“I definitely tell people I was able to go in the first place to present my research at the American Sociological Association,” Mast said. “The reaction I received was very rewarding. I was the only one from my roundtable to receive my presider’s business card and an offer to reach out to her whenever I need anything. My peers at the roundtable responded with a great discussion and offered ideas on how to further my research” examining effects of alcoholism and drug addiction on subsequent generations which suffer from stress-related health problems such as migraines, improper social behavior, anxiety, depression and delinquency.
Karwacinski’s students write research essays every semester for Principles of Sociology, but “this was the first time we submitted them” to be chosen from more than 2,000 domestic and international papers. ASA e-mailed afterward, “We really enjoyed having your students in the Honors Program. It set a really good precedent for other community college students to participate.”
Edwardsburg’s Campbell, who graduated from SMC in May and plans to pursue a research career, presented to the American Chemical Society in Orlando in April.
“It was my first time in New York and definitely a great experience professionally and personally,” Campbell said. “It’s hard to compare New York and Orlando because they are two totally different worlds. It is such great experience to have under my belt, not only presenting my research, but networking with students, professors and professionals from around the world, which I was lucky enough to do at both conferences.”
Using the autobiographical method of currere, Campbell explored his experience in primary and secondary educational settings. His findings “shed light on the importance of recognizing students’ personal narratives as a valuable source for researching the effects of the teaching-learning process on a student’s holistic growth.”
“I received some very intriguing questions during and after my presentation from professors and students alike, which I found extremely gratifying. Most other students are further along in their educations than me. Many said they are applying to or attending graduate school this fall,” Campbell said. “New York City sights are amazing. There is just so much to see, so much diversity. I’ve always heard about the melting-pot of cultures, but experiencing it first-hand is something I will always remember. Even though we spent a great deal of time in lectures and meetings, it was still a lot of fun.”
Musser, of Vandalia, studies visual arts. She researched “The Impact of Subculture and Counterculture on Generation Y.”
“I came home with new inspiration and eyes opened to the world around me,” Musser said. “I do not remember 9/11, but it was still quite sobering to see its effects in person. Chinatown and SoHo were a labyrinth of colors and people — more than I have seen in one place before. Broadway was more than I hoped. The music and dancing were breathless.”
“My presentation was very well received, although my fellow students were not familiar with the counterculture,” she said. “Table presiders, however, were very interested and asked me questions pertaining to Woodstock.

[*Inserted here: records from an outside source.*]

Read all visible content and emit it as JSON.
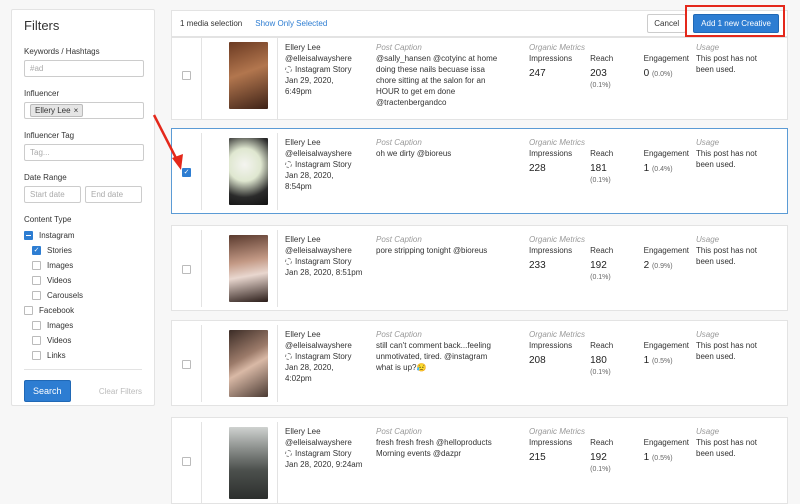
{
  "filters": {
    "title": "Filters",
    "keywords_label": "Keywords / Hashtags",
    "keywords_placeholder": "#ad",
    "influencer_label": "Influencer",
    "influencer_tag": "Ellery Lee",
    "influencer_tag_label": "Influencer Tag",
    "influencer_tag_placeholder": "Tag...",
    "date_range_label": "Date Range",
    "start_date_placeholder": "Start date",
    "end_date_placeholder": "End date",
    "content_type_label": "Content Type",
    "instagram": "Instagram",
    "stories": "Stories",
    "images": "Images",
    "videos": "Videos",
    "carousels": "Carousels",
    "facebook": "Facebook",
    "fb_images": "Images",
    "fb_videos": "Videos",
    "fb_links": "Links",
    "search_button": "Search",
    "clear_filters": "Clear Filters"
  },
  "topbar": {
    "selection_count": "1 media selection",
    "show_only_selected": "Show Only Selected",
    "cancel": "Cancel",
    "add_creative": "Add 1 new Creative"
  },
  "labels": {
    "post_caption": "Post Caption",
    "organic_metrics": "Organic Metrics",
    "impressions": "Impressions",
    "reach": "Reach",
    "engagement": "Engagement",
    "usage": "Usage"
  },
  "rows": [
    {
      "name": "Ellery Lee",
      "handle": "@elleisalwayshere",
      "type": "Instagram Story",
      "date": "Jan 29, 2020,",
      "time": "6:49pm",
      "caption": "@sally_hansen @cotyinc at home doing these nails becuase issa chore sitting at the salon for an HOUR to get em done @tractenbergandco",
      "impressions": "247",
      "reach": "203",
      "reach_pct": "(0.1%)",
      "engagement": "0",
      "engagement_pct": "(0.0%)",
      "usage": "This post has not been used."
    },
    {
      "name": "Ellery Lee",
      "handle": "@elleisalwayshere",
      "type": "Instagram Story",
      "date": "Jan 28, 2020,",
      "time": "8:54pm",
      "caption": "oh we dirty @bioreus",
      "impressions": "228",
      "reach": "181",
      "reach_pct": "(0.1%)",
      "engagement": "1",
      "engagement_pct": "(0.4%)",
      "usage": "This post has not been used."
    },
    {
      "name": "Ellery Lee",
      "handle": "@elleisalwayshere",
      "type": "Instagram Story",
      "date": "Jan 28, 2020, 8:51pm",
      "time": "",
      "caption": "pore stripping tonight @bioreus",
      "impressions": "233",
      "reach": "192",
      "reach_pct": "(0.1%)",
      "engagement": "2",
      "engagement_pct": "(0.9%)",
      "usage": "This post has not been used."
    },
    {
      "name": "Ellery Lee",
      "handle": "@elleisalwayshere",
      "type": "Instagram Story",
      "date": "Jan 28, 2020,",
      "time": "4:02pm",
      "caption": "still can't comment back...feeling unmotivated, tired. @instagram what is up?😥",
      "impressions": "208",
      "reach": "180",
      "reach_pct": "(0.1%)",
      "engagement": "1",
      "engagement_pct": "(0.5%)",
      "usage": "This post has not been used."
    },
    {
      "name": "Ellery Lee",
      "handle": "@elleisalwayshere",
      "type": "Instagram Story",
      "date": "Jan 28, 2020, 9:24am",
      "time": "",
      "caption": "fresh fresh fresh @helloproducts Morning events @dazpr",
      "impressions": "215",
      "reach": "192",
      "reach_pct": "(0.1%)",
      "engagement": "1",
      "engagement_pct": "(0.5%)",
      "usage": "This post has not been used."
    }
  ],
  "colors": {
    "accent": "#2d7dd2",
    "highlight": "#e4281b"
  }
}
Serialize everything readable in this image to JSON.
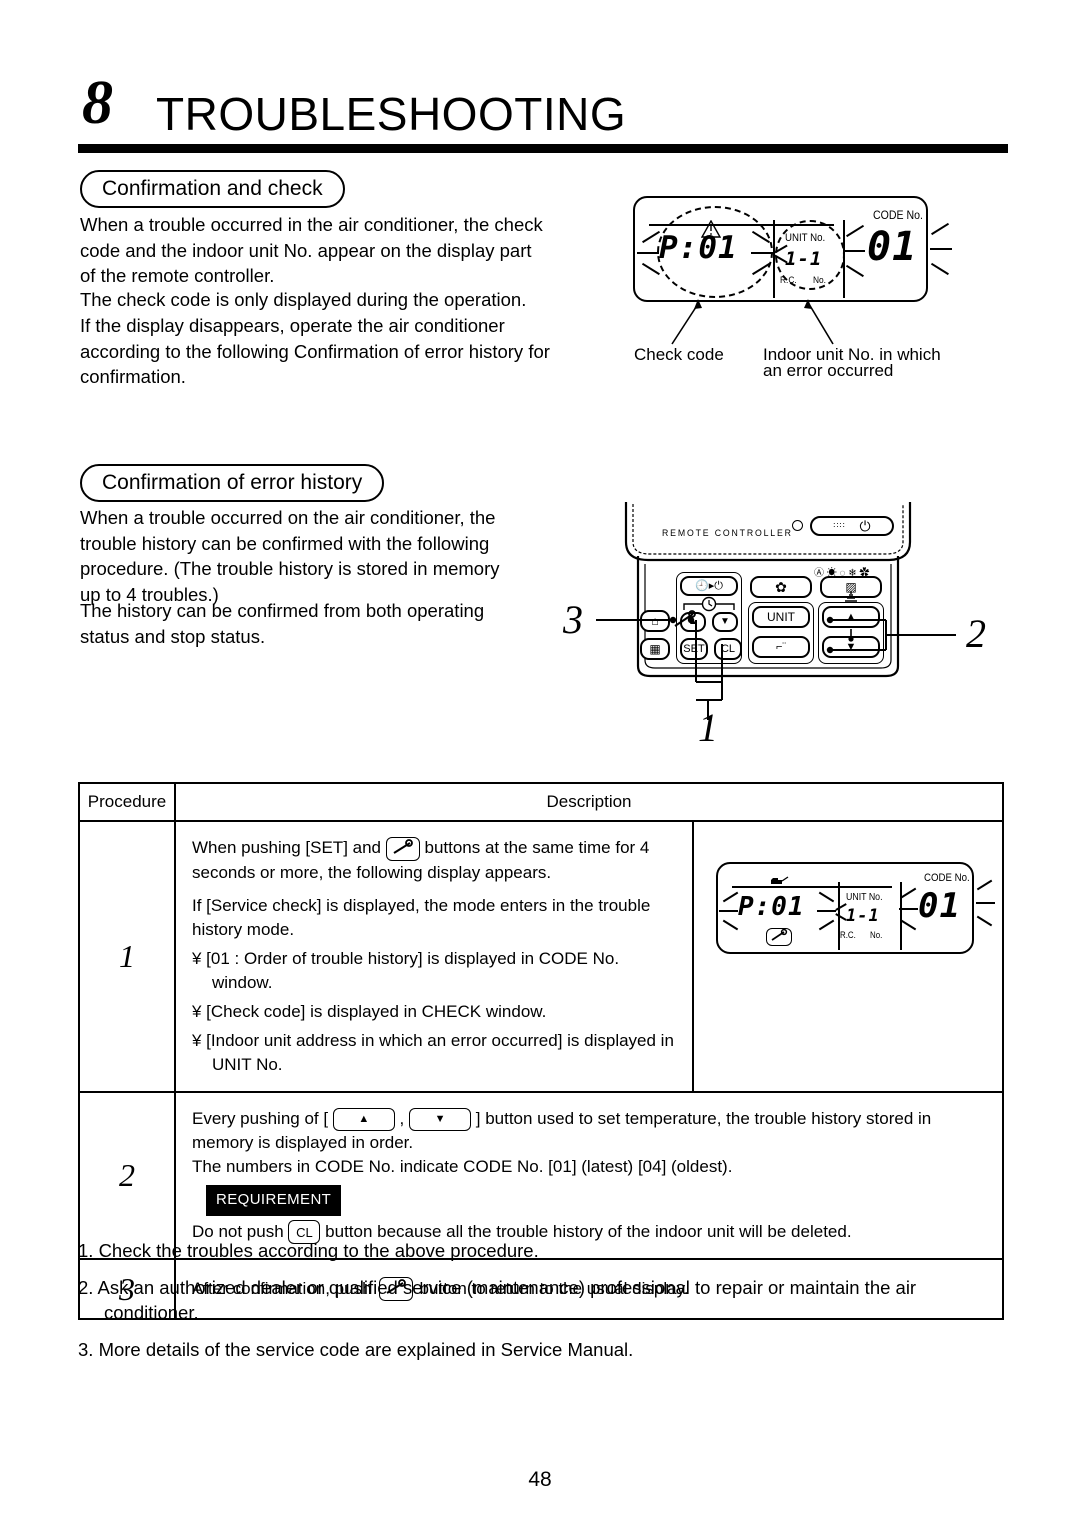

They told me they were very impressed with how professional I was and that it was very interesting. I am so thankful to everyone who made this trip come together, from my instructor to the school for sponsoring this trip. It was one of the best experiences I have ever had!”